What the task asks: Please say how many lines in the records below contain the word "image", giving only the number.

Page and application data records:

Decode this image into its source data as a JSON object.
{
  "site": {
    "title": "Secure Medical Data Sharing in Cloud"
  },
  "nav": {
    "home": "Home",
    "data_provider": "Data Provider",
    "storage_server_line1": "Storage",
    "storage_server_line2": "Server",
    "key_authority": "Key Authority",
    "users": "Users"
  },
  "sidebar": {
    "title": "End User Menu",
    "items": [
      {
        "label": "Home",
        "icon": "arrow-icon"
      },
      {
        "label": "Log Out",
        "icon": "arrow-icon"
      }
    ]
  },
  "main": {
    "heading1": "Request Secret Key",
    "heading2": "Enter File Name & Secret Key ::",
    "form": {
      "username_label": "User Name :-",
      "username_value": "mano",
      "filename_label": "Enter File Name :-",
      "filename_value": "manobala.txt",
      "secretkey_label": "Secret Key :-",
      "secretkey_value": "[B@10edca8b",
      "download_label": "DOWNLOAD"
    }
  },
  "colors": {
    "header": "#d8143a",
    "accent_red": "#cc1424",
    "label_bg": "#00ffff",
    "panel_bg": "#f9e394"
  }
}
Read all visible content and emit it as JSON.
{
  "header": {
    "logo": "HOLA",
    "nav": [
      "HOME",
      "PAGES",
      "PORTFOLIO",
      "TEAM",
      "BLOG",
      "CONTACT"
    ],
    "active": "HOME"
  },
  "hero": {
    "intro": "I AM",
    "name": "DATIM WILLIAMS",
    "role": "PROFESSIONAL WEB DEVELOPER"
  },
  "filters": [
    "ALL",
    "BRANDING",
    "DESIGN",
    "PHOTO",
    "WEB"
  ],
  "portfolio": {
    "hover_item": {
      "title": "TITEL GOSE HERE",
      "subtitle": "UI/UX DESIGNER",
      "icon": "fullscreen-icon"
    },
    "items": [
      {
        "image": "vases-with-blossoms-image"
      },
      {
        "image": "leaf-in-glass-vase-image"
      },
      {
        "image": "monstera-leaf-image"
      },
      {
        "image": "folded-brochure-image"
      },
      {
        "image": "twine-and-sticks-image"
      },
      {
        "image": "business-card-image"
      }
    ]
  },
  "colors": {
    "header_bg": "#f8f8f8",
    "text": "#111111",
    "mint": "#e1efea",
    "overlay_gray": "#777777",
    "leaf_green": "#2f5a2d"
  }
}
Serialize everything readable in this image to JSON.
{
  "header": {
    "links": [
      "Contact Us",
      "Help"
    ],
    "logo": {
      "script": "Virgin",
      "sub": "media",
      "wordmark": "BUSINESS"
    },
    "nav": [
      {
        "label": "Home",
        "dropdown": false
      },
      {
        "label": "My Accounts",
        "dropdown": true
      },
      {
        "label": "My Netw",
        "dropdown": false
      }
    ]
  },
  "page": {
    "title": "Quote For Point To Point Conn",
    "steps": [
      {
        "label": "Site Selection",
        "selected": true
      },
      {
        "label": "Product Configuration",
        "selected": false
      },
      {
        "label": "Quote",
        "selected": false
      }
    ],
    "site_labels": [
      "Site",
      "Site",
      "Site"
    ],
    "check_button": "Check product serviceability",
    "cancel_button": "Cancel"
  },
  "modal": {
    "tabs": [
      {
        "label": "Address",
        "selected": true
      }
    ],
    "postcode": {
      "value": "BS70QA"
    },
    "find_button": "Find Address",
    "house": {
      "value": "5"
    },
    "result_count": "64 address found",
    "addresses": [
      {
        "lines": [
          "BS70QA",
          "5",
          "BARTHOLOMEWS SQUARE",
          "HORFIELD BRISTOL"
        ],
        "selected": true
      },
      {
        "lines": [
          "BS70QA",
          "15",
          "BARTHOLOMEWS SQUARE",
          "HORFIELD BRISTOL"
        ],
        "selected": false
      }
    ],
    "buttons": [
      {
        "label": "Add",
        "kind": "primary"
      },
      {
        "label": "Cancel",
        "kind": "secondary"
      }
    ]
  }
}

Written answer: 8